The lines to copy from the data below are those that hold the string "icon".

• **Data shown**:
========================

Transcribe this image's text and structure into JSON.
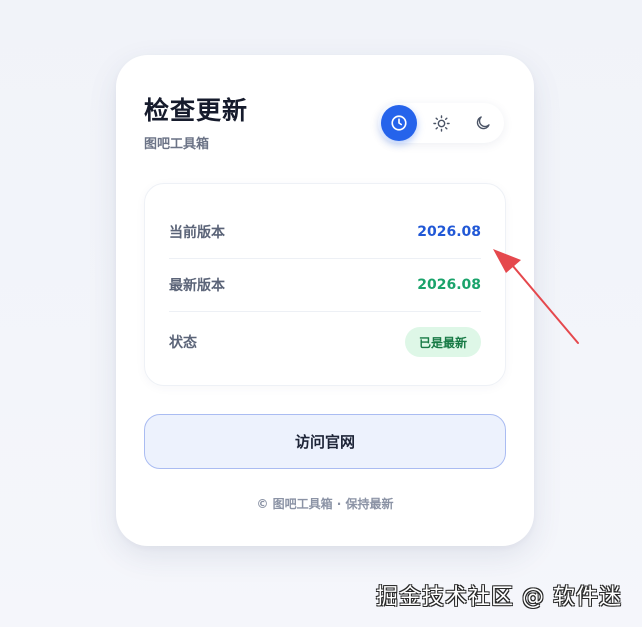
{
  "header": {
    "title": "检查更新",
    "subtitle": "图吧工具箱"
  },
  "theme_switch": {
    "options": [
      {
        "icon": "clock-icon",
        "selected": true
      },
      {
        "icon": "sun-icon",
        "selected": false
      },
      {
        "icon": "moon-icon",
        "selected": false
      }
    ]
  },
  "info": {
    "current_label": "当前版本",
    "current_value": "2026.08",
    "latest_label": "最新版本",
    "latest_value": "2026.08",
    "status_label": "状态",
    "status_value": "已是最新"
  },
  "actions": {
    "visit_label": "访问官网"
  },
  "footer": {
    "text": "© 图吧工具箱 · 保持最新"
  },
  "watermark": {
    "text": "掘金技术社区 @ 软件迷"
  },
  "colors": {
    "accent": "#2563eb",
    "current_version": "#2158d6",
    "latest_version": "#1aa36b",
    "badge_bg": "#def7e7",
    "badge_text": "#177a45",
    "arrow": "#e5484d"
  }
}
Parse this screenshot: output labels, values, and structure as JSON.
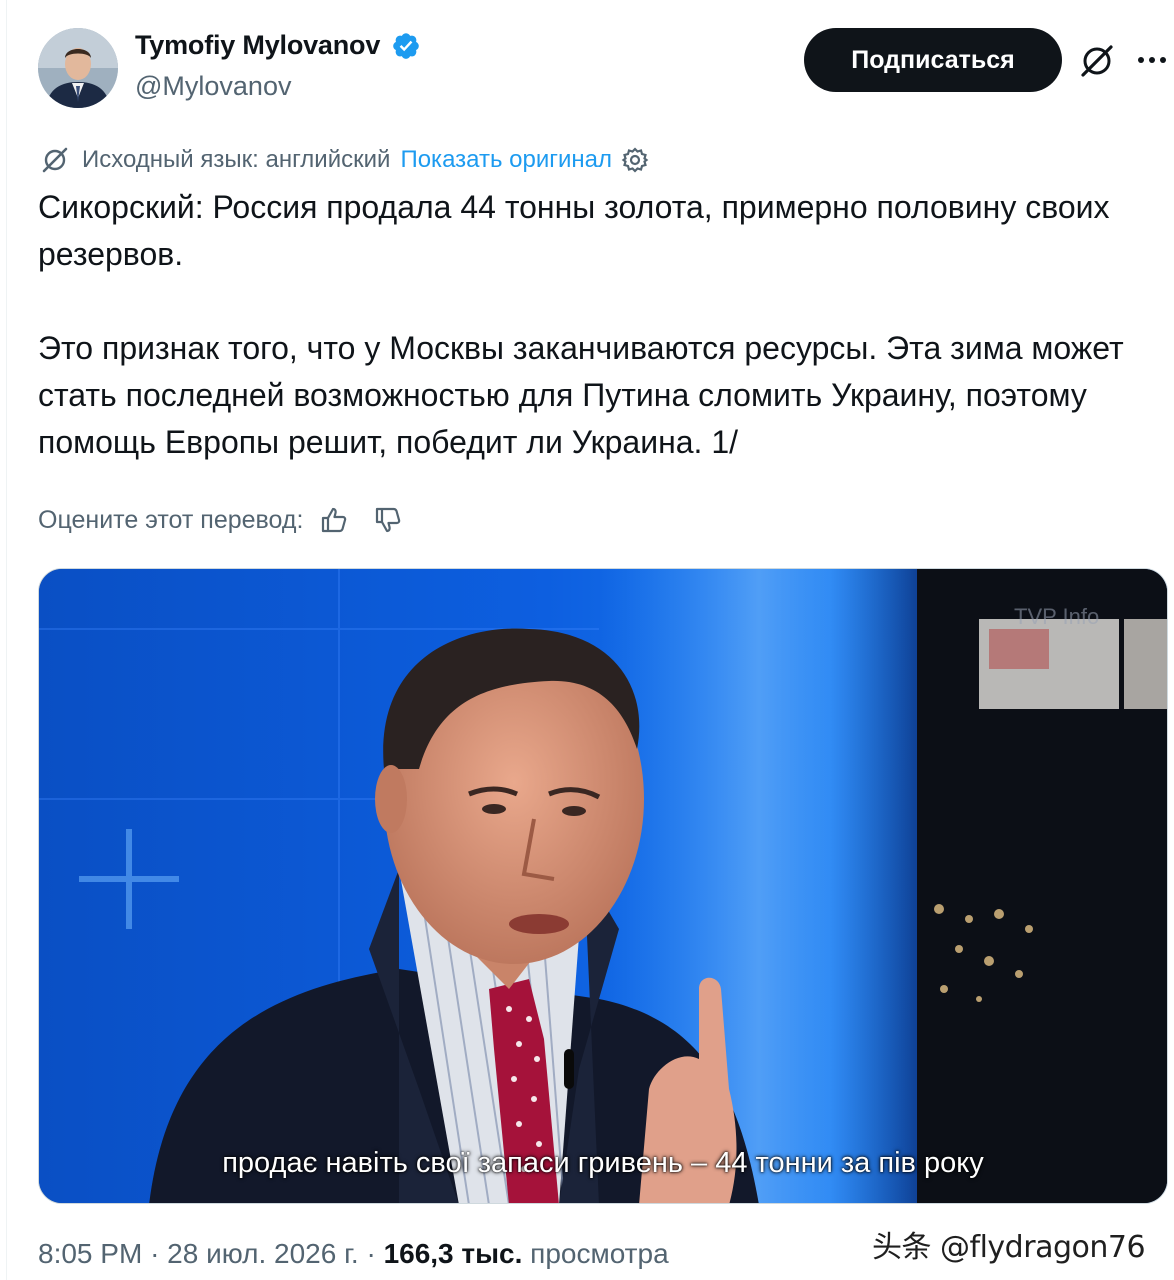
{
  "author": {
    "display_name": "Tymofiy Mylovanov",
    "handle": "@Mylovanov",
    "verified": true
  },
  "actions": {
    "subscribe_label": "Подписаться",
    "grok_icon": "grok-slash-icon",
    "more_icon": "more-horizontal-icon"
  },
  "translation": {
    "source_language_text": "Исходный язык: английский",
    "show_original_label": "Показать оригинал",
    "rate_prompt": "Оцените этот перевод:"
  },
  "tweet": {
    "paragraph_1": "Сикорский: Россия продала 44 тонны золота, примерно половину своих резервов.",
    "paragraph_2": "Это признак того, что у Москвы заканчиваются ресурсы. Эта зима может стать последней возможностью для Путина сломить Украину, поэтому помощь Европы решит, победит ли Украина. 1/"
  },
  "media": {
    "subtitle": "продає навіть свої запаси гривень – 44 тонни за пів року",
    "channel_logo_text": "TVP Info"
  },
  "footer": {
    "time": "8:05 PM",
    "separator": "·",
    "date": "28 июл. 2026 г.",
    "views_count": "166,3 тыс.",
    "views_label": "просмотра"
  },
  "watermark": "头条 @flydragon76",
  "colors": {
    "accent_blue": "#1d9bf0",
    "text_primary": "#0f1419",
    "text_secondary": "#536471",
    "button_dark": "#0f1419"
  }
}
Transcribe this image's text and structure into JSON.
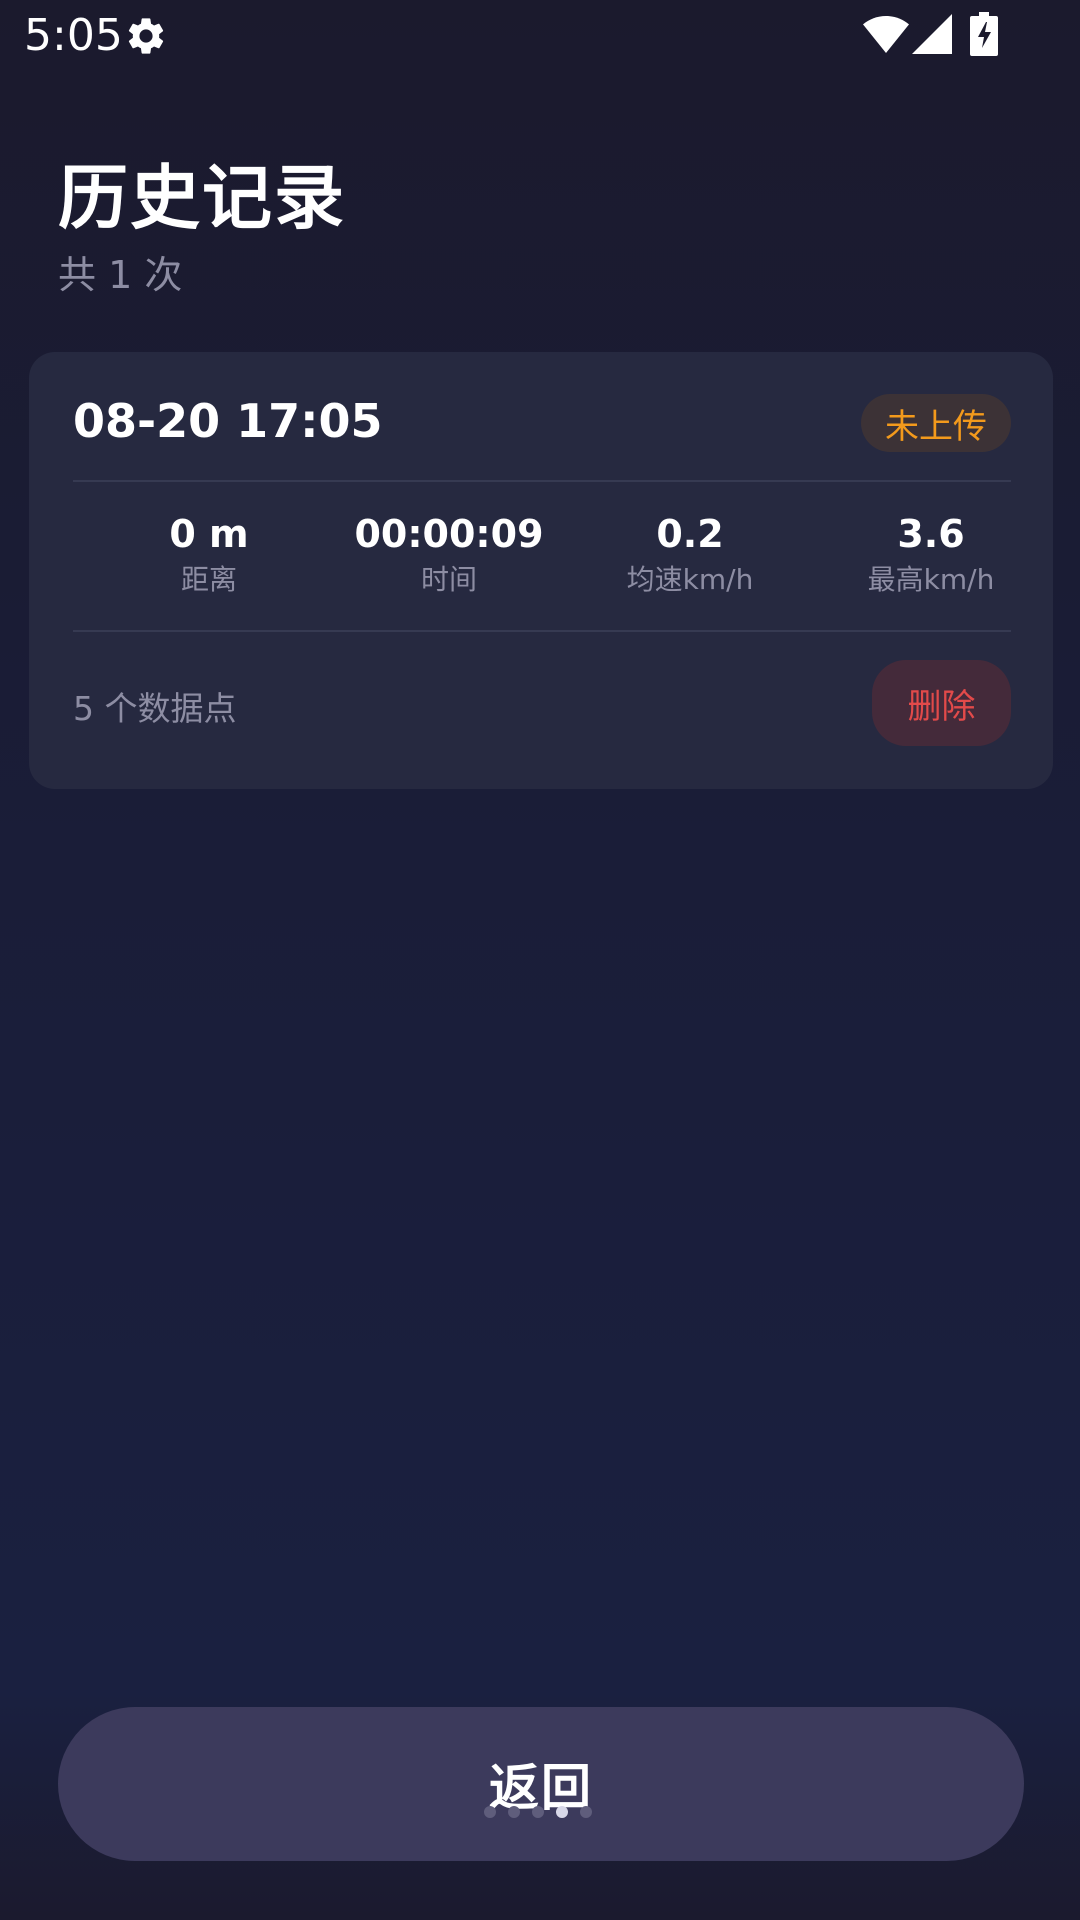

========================

• **Exercise result**:
        "icon": "clock-icon",
        "icon": "sun-icon",
        "icon": "moon-icon",
    "grok_icon": "grok-slash-icon",
    "more_icon": "more-horizontal-icon"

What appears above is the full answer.